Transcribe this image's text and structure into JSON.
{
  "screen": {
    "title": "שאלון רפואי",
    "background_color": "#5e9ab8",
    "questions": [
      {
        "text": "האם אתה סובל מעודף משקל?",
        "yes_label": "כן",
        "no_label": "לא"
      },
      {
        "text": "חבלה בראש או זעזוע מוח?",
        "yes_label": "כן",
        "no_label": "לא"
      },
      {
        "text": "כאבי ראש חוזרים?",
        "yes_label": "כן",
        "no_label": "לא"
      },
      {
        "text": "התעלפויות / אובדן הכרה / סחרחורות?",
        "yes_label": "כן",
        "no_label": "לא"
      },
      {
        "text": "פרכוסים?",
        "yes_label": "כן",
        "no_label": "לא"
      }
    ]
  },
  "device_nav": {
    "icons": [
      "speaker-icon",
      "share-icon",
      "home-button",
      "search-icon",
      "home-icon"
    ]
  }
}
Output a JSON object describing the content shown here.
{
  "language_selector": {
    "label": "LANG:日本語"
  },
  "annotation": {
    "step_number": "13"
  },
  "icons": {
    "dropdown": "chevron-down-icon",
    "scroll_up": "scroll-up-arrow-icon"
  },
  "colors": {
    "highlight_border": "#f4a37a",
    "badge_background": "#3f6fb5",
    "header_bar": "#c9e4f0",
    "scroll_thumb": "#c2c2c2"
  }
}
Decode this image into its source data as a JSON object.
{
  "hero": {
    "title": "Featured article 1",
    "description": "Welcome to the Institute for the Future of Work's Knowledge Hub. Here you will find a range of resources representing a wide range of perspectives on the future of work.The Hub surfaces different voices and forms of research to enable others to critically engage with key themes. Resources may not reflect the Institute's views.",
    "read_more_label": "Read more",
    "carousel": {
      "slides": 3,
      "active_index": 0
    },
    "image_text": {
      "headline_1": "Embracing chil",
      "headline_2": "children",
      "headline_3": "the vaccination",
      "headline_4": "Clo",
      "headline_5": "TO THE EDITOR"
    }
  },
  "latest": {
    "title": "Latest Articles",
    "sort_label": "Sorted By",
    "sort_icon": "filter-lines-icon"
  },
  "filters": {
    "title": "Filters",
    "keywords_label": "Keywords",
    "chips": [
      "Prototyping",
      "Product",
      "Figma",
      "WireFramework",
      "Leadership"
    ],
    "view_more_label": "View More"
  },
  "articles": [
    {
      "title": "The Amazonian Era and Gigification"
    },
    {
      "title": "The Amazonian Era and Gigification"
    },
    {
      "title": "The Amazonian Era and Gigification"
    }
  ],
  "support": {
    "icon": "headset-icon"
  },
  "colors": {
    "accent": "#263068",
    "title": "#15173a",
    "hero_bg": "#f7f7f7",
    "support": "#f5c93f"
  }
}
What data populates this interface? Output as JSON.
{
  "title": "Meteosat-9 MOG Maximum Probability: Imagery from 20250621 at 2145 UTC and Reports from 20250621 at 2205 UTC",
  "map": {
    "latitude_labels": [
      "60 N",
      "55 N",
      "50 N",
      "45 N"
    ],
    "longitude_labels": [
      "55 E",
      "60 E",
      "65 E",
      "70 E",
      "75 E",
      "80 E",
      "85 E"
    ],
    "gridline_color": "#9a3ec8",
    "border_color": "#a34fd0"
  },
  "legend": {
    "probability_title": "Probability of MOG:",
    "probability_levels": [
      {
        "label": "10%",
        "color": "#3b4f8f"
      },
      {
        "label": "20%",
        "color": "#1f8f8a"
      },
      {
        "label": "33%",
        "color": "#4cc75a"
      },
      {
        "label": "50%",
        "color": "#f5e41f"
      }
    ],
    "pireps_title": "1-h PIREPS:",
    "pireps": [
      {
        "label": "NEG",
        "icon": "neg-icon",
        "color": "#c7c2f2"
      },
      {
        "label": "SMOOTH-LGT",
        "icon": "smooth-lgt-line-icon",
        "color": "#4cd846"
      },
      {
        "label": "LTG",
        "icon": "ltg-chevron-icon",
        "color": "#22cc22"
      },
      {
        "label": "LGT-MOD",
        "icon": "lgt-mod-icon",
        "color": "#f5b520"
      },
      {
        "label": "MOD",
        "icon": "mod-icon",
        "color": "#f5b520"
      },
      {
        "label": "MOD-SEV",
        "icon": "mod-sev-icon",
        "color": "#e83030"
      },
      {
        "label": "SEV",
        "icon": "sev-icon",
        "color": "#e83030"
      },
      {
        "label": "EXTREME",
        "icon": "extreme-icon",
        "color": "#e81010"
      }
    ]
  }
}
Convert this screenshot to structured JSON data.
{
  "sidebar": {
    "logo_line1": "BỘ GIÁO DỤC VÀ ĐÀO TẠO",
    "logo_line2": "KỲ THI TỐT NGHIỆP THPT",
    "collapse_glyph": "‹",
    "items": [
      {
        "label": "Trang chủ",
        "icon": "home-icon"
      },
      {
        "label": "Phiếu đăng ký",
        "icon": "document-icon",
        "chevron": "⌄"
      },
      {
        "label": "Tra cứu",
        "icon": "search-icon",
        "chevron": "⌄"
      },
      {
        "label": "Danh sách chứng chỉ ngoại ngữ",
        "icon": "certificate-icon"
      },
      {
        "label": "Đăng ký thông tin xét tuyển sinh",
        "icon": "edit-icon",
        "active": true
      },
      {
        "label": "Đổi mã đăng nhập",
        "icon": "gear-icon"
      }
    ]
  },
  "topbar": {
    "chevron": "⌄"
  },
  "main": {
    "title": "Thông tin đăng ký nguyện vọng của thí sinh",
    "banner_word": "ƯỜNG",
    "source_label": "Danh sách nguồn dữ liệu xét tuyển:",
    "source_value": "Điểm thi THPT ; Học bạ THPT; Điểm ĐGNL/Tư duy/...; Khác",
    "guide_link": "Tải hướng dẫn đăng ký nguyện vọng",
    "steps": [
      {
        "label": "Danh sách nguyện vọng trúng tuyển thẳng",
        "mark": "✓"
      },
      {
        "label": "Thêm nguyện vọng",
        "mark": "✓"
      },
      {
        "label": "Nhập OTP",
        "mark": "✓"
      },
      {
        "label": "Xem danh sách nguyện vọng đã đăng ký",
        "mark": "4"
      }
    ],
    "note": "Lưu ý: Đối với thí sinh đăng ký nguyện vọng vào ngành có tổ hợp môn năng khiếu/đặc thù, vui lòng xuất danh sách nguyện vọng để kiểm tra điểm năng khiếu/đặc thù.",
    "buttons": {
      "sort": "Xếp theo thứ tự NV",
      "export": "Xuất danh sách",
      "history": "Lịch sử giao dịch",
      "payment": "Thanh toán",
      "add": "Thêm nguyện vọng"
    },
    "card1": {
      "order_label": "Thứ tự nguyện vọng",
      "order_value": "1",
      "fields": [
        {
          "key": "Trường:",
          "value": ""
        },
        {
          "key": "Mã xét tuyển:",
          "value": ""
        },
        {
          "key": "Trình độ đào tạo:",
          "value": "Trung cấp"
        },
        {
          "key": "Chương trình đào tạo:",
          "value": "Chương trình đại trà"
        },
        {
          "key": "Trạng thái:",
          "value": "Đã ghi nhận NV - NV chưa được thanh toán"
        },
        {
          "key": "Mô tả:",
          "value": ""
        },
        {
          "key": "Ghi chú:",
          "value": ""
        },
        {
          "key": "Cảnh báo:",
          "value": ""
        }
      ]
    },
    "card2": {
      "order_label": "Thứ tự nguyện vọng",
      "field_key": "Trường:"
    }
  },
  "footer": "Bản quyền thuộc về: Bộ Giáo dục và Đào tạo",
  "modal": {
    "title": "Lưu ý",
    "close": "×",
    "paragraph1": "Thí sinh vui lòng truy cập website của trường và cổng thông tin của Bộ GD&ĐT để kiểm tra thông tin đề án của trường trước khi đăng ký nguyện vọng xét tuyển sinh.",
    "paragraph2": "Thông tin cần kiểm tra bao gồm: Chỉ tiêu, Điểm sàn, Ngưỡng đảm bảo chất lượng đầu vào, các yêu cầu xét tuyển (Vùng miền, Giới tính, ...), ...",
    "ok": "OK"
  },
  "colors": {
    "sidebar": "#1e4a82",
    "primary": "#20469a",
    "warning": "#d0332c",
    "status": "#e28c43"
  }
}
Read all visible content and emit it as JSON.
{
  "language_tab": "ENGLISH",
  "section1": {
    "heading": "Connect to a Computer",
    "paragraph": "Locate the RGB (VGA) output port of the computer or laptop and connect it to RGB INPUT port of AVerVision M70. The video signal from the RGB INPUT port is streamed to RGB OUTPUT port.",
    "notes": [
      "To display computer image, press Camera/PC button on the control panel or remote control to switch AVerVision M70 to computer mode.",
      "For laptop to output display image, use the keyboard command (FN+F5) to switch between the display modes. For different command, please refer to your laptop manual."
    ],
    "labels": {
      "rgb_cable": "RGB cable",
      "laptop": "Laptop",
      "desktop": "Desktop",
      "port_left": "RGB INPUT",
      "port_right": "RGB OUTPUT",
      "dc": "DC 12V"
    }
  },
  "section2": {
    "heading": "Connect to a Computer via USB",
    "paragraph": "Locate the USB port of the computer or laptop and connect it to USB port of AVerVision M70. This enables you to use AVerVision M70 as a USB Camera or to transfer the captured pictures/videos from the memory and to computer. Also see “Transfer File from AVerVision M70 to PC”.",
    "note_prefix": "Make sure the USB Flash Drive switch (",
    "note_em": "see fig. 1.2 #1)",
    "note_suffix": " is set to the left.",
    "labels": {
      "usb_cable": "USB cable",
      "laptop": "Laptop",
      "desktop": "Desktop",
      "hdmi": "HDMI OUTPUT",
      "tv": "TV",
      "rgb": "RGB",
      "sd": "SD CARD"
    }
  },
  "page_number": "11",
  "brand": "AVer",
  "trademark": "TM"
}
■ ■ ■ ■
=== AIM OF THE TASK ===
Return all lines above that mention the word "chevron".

=== COMPLETED EXERCISE ===
    "dropdown": "chevron-down-icon",
        "icon": "ltg-chevron-icon",
        "chevron": "⌄"
        "chevron": "⌄"
    "chevron": "⌄"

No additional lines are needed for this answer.